BEGIN EXERCISE DATA
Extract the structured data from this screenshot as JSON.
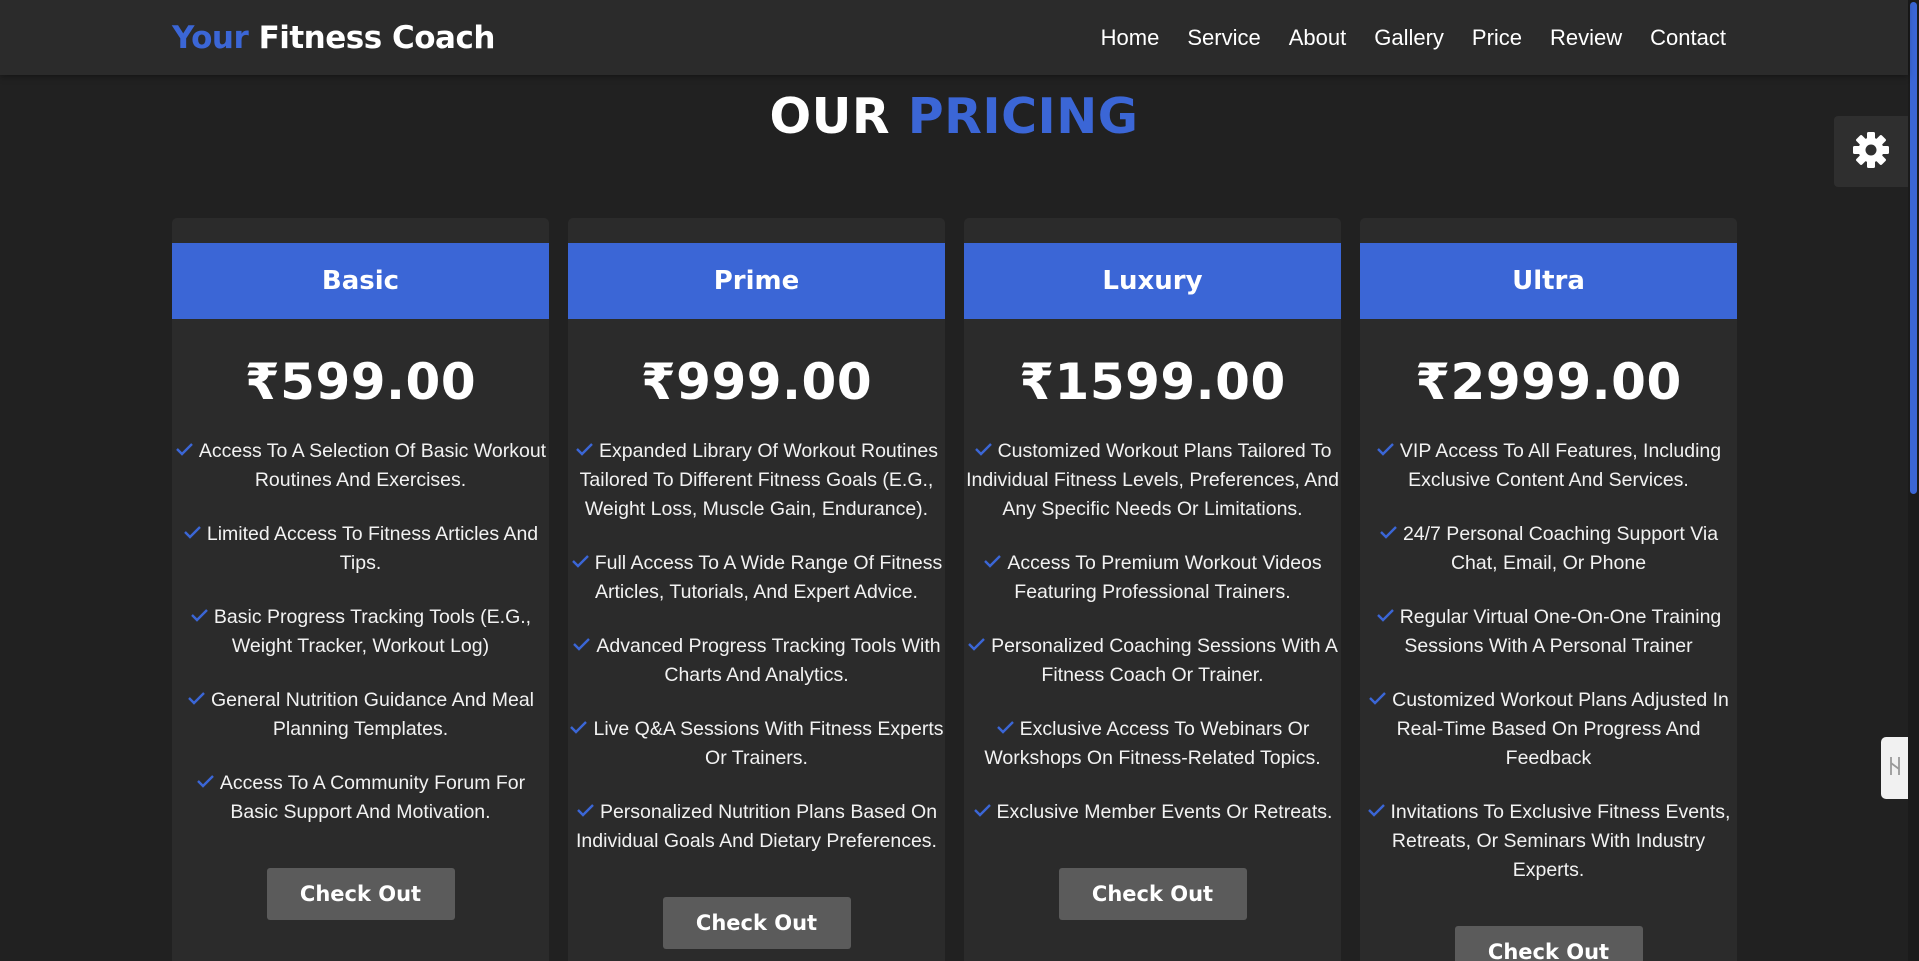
{
  "brand": {
    "accent": "Your",
    "name": "Fitness Coach"
  },
  "nav": [
    "Home",
    "Service",
    "About",
    "Gallery",
    "Price",
    "Review",
    "Contact"
  ],
  "section": {
    "title_plain": "OUR",
    "title_accent": "PRICING"
  },
  "colors": {
    "accent": "#3b66d6",
    "background": "#212121",
    "card": "#2b2b2b",
    "button": "#5b5b5b"
  },
  "icons": {
    "settings": "gear-icon",
    "feature": "check-icon",
    "side_tab": "swap-icon"
  },
  "plans": [
    {
      "name": "Basic",
      "price": "₹599.00",
      "features": [
        "Access To A Selection Of Basic Workout Routines And Exercises.",
        "Limited Access To Fitness Articles And Tips.",
        "Basic Progress Tracking Tools (E.G., Weight Tracker, Workout Log)",
        "General Nutrition Guidance And Meal Planning Templates.",
        "Access To A Community Forum For Basic Support And Motivation."
      ],
      "button": "Check Out"
    },
    {
      "name": "Prime",
      "price": "₹999.00",
      "features": [
        "Expanded Library Of Workout Routines Tailored To Different Fitness Goals (E.G., Weight Loss, Muscle Gain, Endurance).",
        "Full Access To A Wide Range Of Fitness Articles, Tutorials, And Expert Advice.",
        "Advanced Progress Tracking Tools With Charts And Analytics.",
        "Live Q&A Sessions With Fitness Experts Or Trainers.",
        "Personalized Nutrition Plans Based On Individual Goals And Dietary Preferences."
      ],
      "button": "Check Out"
    },
    {
      "name": "Luxury",
      "price": "₹1599.00",
      "features": [
        "Customized Workout Plans Tailored To Individual Fitness Levels, Preferences, And Any Specific Needs Or Limitations.",
        "Access To Premium Workout Videos Featuring Professional Trainers.",
        "Personalized Coaching Sessions With A Fitness Coach Or Trainer.",
        "Exclusive Access To Webinars Or Workshops On Fitness-Related Topics.",
        "Exclusive Member Events Or Retreats."
      ],
      "button": "Check Out"
    },
    {
      "name": "Ultra",
      "price": "₹2999.00",
      "features": [
        "VIP Access To All Features, Including Exclusive Content And Services.",
        "24/7 Personal Coaching Support Via Chat, Email, Or Phone",
        "Regular Virtual One-On-One Training Sessions With A Personal Trainer",
        "Customized Workout Plans Adjusted In Real-Time Based On Progress And Feedback",
        "Invitations To Exclusive Fitness Events, Retreats, Or Seminars With Industry Experts."
      ],
      "button": "Check Out"
    }
  ]
}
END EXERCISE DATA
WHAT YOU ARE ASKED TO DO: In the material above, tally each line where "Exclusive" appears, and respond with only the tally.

EXERCISE OUTPUT: 4